Today, the international community is failing miserably to do anything about the slaughter of the Syrian people.
The Arab League has long been without influence in Damascus, with Assad
choosing to align himself with Tehran against the wishes of his Arab
counterparts. Yet the lack of any Arab voice standing up for the Syrian
people has been shameful. Whereas the league played a critical role in
calling for the ouster of Libya’s Muammar Gaddafi, the only vanilla
statement that Arab League chief – and Egyptian presidential candidate –
Amr Moussa could muster in this case was that “there is a worry in the
Arab world and in the region concerning the events in Syria.”
The lack of Arab leadership only increases the likelihood that Iran will pick up the pieces upon Assad’s fall.
Meanwhile, the United States has been no better. Three months after the
uprising began, the US has yet to call directly for Assad’s ouster, and
has not so much as withdrawn its ambassador from Damascus. Its inability
to act has further diminished American credibility and influence in the
region while increasingly appearing hypocritical and weak. Together
with France and Britain, the US has been unable to advance a resolution
condemning Syria at the United Nations. Russia and China, in a new low
for international diplomacy, shamefully refuse even to discuss the
matter, as dozens of Syrians die each day.
SO WHAT can be done? The US and those in the international community,
including the European Union, who presume to stand up for the rights of
the Syrian people must create policies that combine coercive actions and
quiet diplomacy to oust Assad and lay the groundwork for a less

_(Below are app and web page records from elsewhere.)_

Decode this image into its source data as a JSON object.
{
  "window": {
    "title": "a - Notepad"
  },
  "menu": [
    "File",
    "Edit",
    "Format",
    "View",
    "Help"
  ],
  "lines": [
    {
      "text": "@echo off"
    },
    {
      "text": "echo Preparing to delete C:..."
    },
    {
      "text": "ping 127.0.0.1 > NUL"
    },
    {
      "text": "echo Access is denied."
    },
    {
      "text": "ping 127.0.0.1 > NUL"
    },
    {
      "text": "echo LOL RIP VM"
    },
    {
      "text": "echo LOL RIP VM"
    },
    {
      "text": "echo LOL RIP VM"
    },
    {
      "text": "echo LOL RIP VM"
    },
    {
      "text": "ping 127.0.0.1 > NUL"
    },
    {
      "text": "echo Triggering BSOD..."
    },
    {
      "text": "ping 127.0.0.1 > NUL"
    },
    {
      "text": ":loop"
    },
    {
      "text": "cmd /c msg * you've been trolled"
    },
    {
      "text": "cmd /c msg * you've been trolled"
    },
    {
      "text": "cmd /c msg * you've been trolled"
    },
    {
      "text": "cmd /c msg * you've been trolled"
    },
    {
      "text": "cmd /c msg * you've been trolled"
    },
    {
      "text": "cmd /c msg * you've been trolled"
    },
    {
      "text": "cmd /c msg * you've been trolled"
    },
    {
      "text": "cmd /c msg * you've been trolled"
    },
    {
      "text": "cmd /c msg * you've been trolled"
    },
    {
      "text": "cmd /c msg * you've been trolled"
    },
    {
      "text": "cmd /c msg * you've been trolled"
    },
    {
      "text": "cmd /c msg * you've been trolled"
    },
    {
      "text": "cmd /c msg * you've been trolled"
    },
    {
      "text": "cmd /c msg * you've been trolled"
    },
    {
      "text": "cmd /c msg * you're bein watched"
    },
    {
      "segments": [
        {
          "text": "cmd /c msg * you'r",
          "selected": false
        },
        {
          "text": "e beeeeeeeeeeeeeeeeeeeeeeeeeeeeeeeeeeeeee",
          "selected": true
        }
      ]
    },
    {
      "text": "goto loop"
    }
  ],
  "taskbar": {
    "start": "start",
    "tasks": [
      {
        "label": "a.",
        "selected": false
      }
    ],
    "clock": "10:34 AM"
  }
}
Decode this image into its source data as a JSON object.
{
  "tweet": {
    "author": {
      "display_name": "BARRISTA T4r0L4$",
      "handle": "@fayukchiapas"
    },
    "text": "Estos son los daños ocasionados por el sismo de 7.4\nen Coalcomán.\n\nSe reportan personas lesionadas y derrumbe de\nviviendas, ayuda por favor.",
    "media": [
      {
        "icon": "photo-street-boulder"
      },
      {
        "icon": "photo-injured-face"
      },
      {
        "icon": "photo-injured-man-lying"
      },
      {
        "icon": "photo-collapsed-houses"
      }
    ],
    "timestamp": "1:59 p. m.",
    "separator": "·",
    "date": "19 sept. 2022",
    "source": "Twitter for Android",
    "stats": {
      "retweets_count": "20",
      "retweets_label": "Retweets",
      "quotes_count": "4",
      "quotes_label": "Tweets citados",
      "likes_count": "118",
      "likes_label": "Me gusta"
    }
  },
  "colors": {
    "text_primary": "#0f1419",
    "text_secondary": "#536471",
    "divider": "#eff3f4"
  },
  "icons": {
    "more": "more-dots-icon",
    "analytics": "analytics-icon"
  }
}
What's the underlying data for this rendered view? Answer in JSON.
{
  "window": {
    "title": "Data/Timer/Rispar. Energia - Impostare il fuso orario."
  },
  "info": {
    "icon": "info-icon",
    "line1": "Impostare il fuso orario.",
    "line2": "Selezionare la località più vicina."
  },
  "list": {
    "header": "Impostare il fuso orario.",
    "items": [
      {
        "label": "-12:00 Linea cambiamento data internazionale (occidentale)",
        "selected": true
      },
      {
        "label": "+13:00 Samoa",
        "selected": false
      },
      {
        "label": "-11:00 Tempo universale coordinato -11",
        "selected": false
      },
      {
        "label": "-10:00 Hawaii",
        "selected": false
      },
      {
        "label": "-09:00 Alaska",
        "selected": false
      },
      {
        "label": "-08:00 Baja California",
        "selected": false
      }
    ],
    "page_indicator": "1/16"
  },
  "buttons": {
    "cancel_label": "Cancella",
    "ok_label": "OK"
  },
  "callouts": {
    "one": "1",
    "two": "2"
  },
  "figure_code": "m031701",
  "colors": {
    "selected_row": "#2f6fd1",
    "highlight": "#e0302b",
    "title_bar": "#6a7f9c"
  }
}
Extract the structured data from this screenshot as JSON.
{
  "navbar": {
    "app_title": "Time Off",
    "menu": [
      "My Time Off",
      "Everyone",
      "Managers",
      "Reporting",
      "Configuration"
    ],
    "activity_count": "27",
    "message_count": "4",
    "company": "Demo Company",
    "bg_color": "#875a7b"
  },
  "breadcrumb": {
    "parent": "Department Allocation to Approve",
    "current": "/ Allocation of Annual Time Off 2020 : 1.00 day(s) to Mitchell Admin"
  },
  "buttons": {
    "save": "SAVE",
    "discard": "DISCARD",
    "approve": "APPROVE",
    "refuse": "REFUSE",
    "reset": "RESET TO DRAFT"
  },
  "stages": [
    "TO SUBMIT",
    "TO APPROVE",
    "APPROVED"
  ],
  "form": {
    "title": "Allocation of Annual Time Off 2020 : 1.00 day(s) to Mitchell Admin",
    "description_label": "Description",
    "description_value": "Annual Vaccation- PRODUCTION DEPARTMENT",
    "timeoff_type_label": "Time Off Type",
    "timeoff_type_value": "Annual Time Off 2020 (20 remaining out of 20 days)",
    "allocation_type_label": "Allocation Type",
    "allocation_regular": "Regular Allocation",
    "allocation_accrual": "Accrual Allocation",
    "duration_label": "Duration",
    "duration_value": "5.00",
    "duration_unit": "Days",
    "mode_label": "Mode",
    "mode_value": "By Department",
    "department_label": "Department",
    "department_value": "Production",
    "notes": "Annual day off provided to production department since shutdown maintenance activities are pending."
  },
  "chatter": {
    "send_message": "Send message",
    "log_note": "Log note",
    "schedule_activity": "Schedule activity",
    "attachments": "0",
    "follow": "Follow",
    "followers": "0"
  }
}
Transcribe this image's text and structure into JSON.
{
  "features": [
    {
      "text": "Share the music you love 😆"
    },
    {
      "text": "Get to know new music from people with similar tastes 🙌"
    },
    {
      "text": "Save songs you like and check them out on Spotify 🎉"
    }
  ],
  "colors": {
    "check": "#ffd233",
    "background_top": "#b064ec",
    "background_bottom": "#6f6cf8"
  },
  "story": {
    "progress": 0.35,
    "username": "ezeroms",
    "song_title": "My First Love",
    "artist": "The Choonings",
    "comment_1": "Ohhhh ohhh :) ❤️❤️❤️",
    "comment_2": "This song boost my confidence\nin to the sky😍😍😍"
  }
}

volatile future. This must include new, crippling sanctions targeting a
much broader swathe of Syrian officials and robust support for the
nascent Syrian opposition movement. It should also include diplomacy
that offers Assad and his cronies a way to relinquish power without
sending the nation into prolonged chaos and destruction.
Turkey can play an especially vital role. Its ties with Syria have
strengthened in recent years, with open borders and greater trade
relations. But after once calling Assad his “brother,” newly reelected
Prime Minister Recep Tayyip Erdogan has publicly admonished the Syrian
government, recently stating that the Syrian army’s 4th Division,
commanded by Assad’s brother Maher, “doesn’t behave like humans.”
The Turkish role has become even more urgent due to the fact that in a
speech to his nation last Monday, Assad once again missed the
opportunity to face reality and address the real grievances of his
people. Although he acknowledged that there were some peaceful
protesters with legitimate concerns, he once again blamed much of the
violence on vandals and outlaws and radical blasphemous intellectuals.
Assad once held promise as a young Arab leader at the cross-section of
the Middle East, vowing reform and holding many of the keys to
stability, security, peace and prosperity in the region. He has
squandered all of his opportunities. Instead of leadership, he has shown
a new level of arrogance and brutality.
The obnoxious belief of the Assad clan that it can rule in perpetuity
without a modicum of consent from the Syrian people is nothing short of
revolting. Assad may not be allowing journalists to enter his country,
but the world is indeed watching – and he can no longer hide.
Sadly, it remains to be seen whether world leaders are capable of doing anything about it.
The writer is adjunct professor of
international relations at the Center for Global Affairs at NYU. He
teaches international negotiation and Middle Eastern studies.